As success-starved Australian tennis fans hailed the triumph as validation of his rising reputation, Kokkinakis said he was “excited” by the hype set to surround him heading into a winnable second round match-up against fellow Australian Sam Groth.

“I know it was a good win. There’s more to come,” the 18-year-old said after the match that lasted for four hours and seven minutes.

“I don’t want to win just one round. Obviously it was my best win yet, he said. I’m not putting a limit on myself. I beat a guy that made the semis of the French [Open]. He probably wasn’t in his best form tonight.

“He’s beaten some good players before and I’ve beaten him, so we’ll see how it goes.”

Reflecting on the biggest win off his career – his first five-set slog and just his second win at the Australian Open – an exhausted Kokkinakis said he felt “a lot better” than he did last year after he beat Igor Sijsling (then ranked No.73 in the world) in his Open debut to advance to the second round.

Kokkinakis saved four match points in the fourth set and then held his nerve in a tense climax to steal the show on opening night at Melbourne Park, winning 5-7, 6-0, 1-6, 7-6 (7-2), 8-6 on Monday night.

With attention centred on fellow Australian young gun Nick Kyrgios, world No.147 Kokkinakis thrived playing off-Broadway on show court three to produce a coming-of-age performance that the likes of Australian great Todd Woodbridge — had predicted just days ago that he was set to produce.

Kokkinakis, the other half of Australia’s talented “Special K” duo, collapsed to the ground in jubilation after winning the second of two match points and then relished a lap of honour with the fans.

His love affair with the pro-Australian crowd was in sharp contrast to that of his opponent, world No.13 Gulbis, who seemed to be distracted by the spectators at times — at one point telling them to “shut up”.

The umpire directed security to certain members of the crowd after the Latvian complained.

Gulbis, known for his combustible nature on the court, had several opportunities to address the crowd’s behaviour and its impact on the match in his post-match press conference, but avoided making a comment on each occasion.

“I lost, he won,” he said. “I had no problem with the crowd.”

Gulbis also refused to blame a persistent shoulder injury for his early exit, pointing more to the lack of matches during an interrupted preparation.

A full house had earlier lived every shot as Kokkinakis fought back from trailing two sets to one.

In a final set that lasted 84 minutes, Kokkinakis exposed weaknesses’ in his opponent’s technique and showed poise beyond his years, fending off break points at 4-4 and 6-6.

In saving one break point at 6-6, Kokkinakis correctly challenged a call of “out” that the replay showed had scraped the baseline by just millimetres.

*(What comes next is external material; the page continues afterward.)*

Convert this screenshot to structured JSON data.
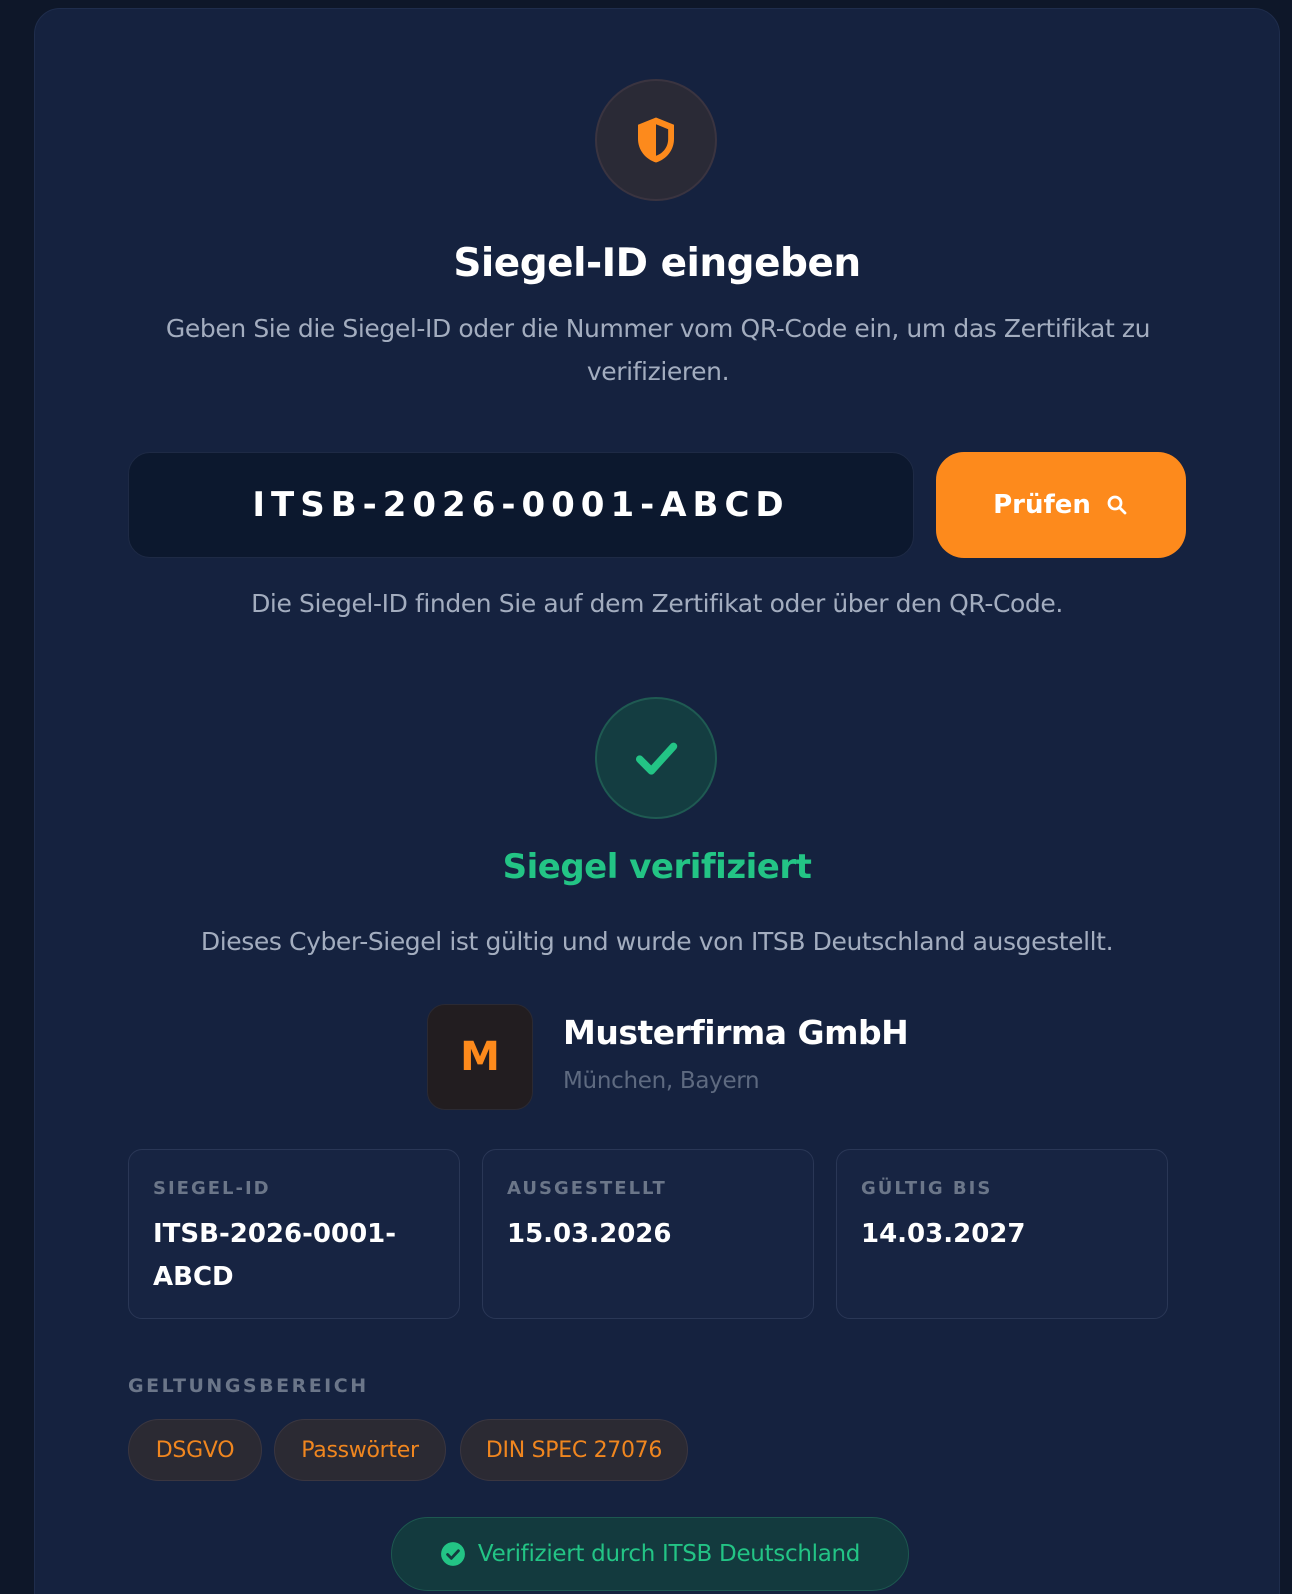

“I showed I can match it,” Kokkinakis said. “A lot of matches last year I was winning a set against these good players but never able to finish the match through.

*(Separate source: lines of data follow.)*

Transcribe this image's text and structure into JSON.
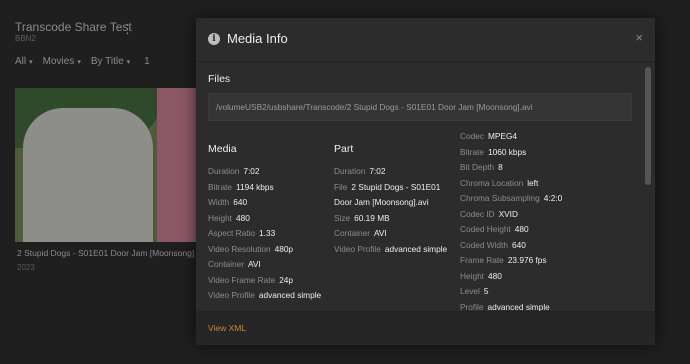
{
  "library": {
    "title": "Transcode Share Test",
    "server": "BBN2",
    "filters": [
      {
        "label": "All",
        "caret": "▾"
      },
      {
        "label": "Movies",
        "caret": "▾"
      },
      {
        "label": "By Title",
        "caret": "▾"
      }
    ],
    "count": "1",
    "menu_glyph": "⋮",
    "card": {
      "title": "2 Stupid Dogs - S01E01 Door Jam [Moonsong]",
      "year": "2023"
    }
  },
  "modal": {
    "title": "Media Info",
    "info_glyph": "i",
    "close_glyph": "×",
    "files_heading": "Files",
    "file_path": "/volumeUSB2/usbshare/Transcode/2 Stupid Dogs - S01E01 Door Jam [Moonsong].avi",
    "media": {
      "heading": "Media",
      "rows": [
        {
          "k": "Duration",
          "v": "7:02"
        },
        {
          "k": "Bitrate",
          "v": "1194 kbps"
        },
        {
          "k": "Width",
          "v": "640"
        },
        {
          "k": "Height",
          "v": "480"
        },
        {
          "k": "Aspect Ratio",
          "v": "1.33"
        },
        {
          "k": "Video Resolution",
          "v": "480p"
        },
        {
          "k": "Container",
          "v": "AVI"
        },
        {
          "k": "Video Frame Rate",
          "v": "24p"
        },
        {
          "k": "Video Profile",
          "v": "advanced simple"
        }
      ]
    },
    "part": {
      "heading": "Part",
      "rows": [
        {
          "k": "Duration",
          "v": "7:02"
        },
        {
          "k": "File",
          "v": "2 Stupid Dogs - S01E01 Door Jam [Moonsong].avi"
        },
        {
          "k": "Size",
          "v": "60.19 MB"
        },
        {
          "k": "Container",
          "v": "AVI"
        },
        {
          "k": "Video Profile",
          "v": "advanced simple"
        }
      ]
    },
    "codec": {
      "rows": [
        {
          "k": "Codec",
          "v": "MPEG4"
        },
        {
          "k": "Bitrate",
          "v": "1060 kbps"
        },
        {
          "k": "Bit Depth",
          "v": "8"
        },
        {
          "k": "Chroma Location",
          "v": "left"
        },
        {
          "k": "Chroma Subsampling",
          "v": "4:2:0"
        },
        {
          "k": "Codec ID",
          "v": "XVID"
        },
        {
          "k": "Coded Height",
          "v": "480"
        },
        {
          "k": "Coded Width",
          "v": "640"
        },
        {
          "k": "Frame Rate",
          "v": "23.976 fps"
        },
        {
          "k": "Height",
          "v": "480"
        },
        {
          "k": "Level",
          "v": "5"
        },
        {
          "k": "Profile",
          "v": "advanced simple"
        }
      ]
    },
    "footer_link": "View XML",
    "colors": {
      "accent": "#cc8a2e",
      "modal_bg": "#2c2c2c",
      "page_bg": "#1f1f1f"
    }
  }
}
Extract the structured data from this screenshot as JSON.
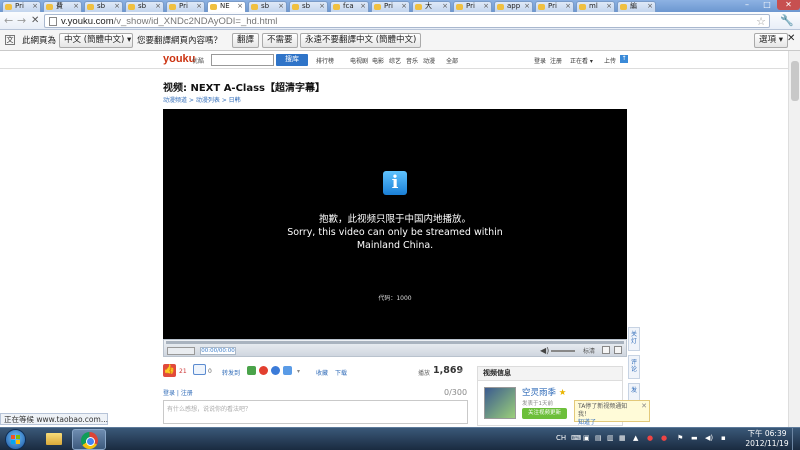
{
  "tabs": [
    {
      "title": "Pri"
    },
    {
      "title": "費"
    },
    {
      "title": "sb"
    },
    {
      "title": "sb"
    },
    {
      "title": "Pri"
    },
    {
      "title": "NE",
      "active": true
    },
    {
      "title": "sb"
    },
    {
      "title": "sb"
    },
    {
      "title": "fca"
    },
    {
      "title": "Pri"
    },
    {
      "title": "大"
    },
    {
      "title": "Pri"
    },
    {
      "title": "app"
    },
    {
      "title": "Pri"
    },
    {
      "title": "ml"
    },
    {
      "title": "編"
    }
  ],
  "toolbar": {
    "url_host": "v.youku.com",
    "url_path": "/v_show/id_XNDc2NDAyODI=_hd.html"
  },
  "translate": {
    "prefix": "此網頁為",
    "language": "中文 (簡體中文)",
    "question": "您要翻譯網頁內容嗎？",
    "translate_btn": "翻譯",
    "nope_btn": "不需要",
    "never_btn": "永遠不要翻譯中文 (簡體中文)",
    "options_btn": "選項"
  },
  "youku": {
    "logo": "youku",
    "logo_sub": "优酷",
    "search_btn": "搜库",
    "nav": [
      "排行榜",
      "电视剧",
      "电影",
      "综艺",
      "音乐",
      "动漫",
      "全部"
    ],
    "right": [
      "登录",
      "注册",
      "正在看",
      "上传"
    ],
    "title": "视频: NEXT A-Class【超清字幕】",
    "breadcrumb": "动漫频道 > 动漫列表 > 日韩",
    "player": {
      "msg_cn": "抱歉，此视频只限于中国内地播放。",
      "msg_en_1": "Sorry, this video can only be streamed within",
      "msg_en_2": "Mainland China.",
      "code": "代码：1000",
      "time": "00:00/00:00",
      "hd": "标清"
    },
    "side_tabs": [
      "关灯",
      "评论",
      "发"
    ],
    "actions": {
      "likes": "21",
      "comments": "0",
      "repost": "转发到",
      "favorite": "收藏",
      "download": "下载"
    },
    "plays_label": "播放",
    "plays_value": "1,869",
    "login_links": "登录 | 注册",
    "char_count": "0/300",
    "comment_placeholder": "有什么感想，说说你的看法吧？",
    "info_panel": {
      "heading": "视频信息",
      "uploader": "空灵雨季",
      "uploader_sub": "发表于1天前",
      "subscribe": "关注视频更新"
    },
    "notice": {
      "text": "TA停了新视频通知我！",
      "link": "知道了"
    }
  },
  "statusbar": "正在等候 www.taobao.com...",
  "taskbar": {
    "lang": "CH",
    "clock_time": "下午 06:39",
    "clock_date": "2012/11/19"
  }
}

“So I’m really happy with how I stuck together, even though I thought for periods I wasn’t playing my best tennis. I was able to find a way to get the points and the games that I needed.

“The crowd was unbelievable all night. They got me through again.”

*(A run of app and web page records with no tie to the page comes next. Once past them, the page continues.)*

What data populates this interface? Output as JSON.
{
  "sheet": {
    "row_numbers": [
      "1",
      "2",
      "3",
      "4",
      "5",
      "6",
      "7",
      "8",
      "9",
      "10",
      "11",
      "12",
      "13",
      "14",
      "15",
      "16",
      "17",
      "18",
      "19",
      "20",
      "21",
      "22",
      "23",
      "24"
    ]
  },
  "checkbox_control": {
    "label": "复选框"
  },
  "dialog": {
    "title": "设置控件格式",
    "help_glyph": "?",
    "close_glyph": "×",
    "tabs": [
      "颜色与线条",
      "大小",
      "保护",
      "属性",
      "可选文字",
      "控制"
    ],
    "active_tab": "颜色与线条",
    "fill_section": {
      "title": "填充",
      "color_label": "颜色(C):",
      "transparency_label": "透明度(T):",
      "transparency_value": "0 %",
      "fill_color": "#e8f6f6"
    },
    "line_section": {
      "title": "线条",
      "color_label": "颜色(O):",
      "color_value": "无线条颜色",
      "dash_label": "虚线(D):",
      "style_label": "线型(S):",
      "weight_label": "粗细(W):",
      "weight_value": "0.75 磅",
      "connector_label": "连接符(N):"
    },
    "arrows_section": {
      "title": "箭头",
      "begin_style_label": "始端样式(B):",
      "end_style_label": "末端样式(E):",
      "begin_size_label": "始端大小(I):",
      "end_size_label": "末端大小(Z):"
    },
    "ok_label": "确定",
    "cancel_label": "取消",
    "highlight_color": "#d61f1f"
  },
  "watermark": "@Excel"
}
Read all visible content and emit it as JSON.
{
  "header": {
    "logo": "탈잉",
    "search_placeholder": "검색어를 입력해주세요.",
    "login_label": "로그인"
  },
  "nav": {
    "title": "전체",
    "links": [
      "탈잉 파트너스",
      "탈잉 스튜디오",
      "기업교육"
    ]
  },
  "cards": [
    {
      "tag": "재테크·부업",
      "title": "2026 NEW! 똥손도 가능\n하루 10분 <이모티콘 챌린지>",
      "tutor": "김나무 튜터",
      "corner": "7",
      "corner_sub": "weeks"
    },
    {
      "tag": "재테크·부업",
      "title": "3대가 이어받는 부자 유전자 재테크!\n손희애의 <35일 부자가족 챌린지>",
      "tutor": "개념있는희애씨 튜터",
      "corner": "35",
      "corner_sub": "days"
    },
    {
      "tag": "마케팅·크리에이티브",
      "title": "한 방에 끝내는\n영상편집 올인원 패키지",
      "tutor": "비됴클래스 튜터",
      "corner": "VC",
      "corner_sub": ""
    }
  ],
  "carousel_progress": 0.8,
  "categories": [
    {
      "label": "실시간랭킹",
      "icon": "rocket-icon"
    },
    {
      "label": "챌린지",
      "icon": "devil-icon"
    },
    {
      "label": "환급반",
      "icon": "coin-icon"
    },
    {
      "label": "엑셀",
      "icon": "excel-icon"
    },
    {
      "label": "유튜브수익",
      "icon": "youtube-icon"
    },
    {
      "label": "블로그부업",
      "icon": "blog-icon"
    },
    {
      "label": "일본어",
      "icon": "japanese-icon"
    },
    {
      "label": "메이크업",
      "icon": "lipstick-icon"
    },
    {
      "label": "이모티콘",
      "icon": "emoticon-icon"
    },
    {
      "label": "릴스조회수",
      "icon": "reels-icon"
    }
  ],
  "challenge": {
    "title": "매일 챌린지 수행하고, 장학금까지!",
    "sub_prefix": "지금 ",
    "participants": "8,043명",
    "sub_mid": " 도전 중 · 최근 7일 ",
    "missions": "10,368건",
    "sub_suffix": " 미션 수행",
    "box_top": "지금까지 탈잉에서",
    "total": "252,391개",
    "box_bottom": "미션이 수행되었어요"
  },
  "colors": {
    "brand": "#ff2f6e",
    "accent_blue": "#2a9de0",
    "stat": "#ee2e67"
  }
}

Kokkinakis said another key element to his game was “trusting his weapons” when the pressure was on in big points.

“On the match points… I just went with what I work on every day, what my favourite shots are, so I went for a few forehands which were maybe were a bit of luck,” he said.

“I like to think they were a bit of skill, too. Maybe they were a bit of both.”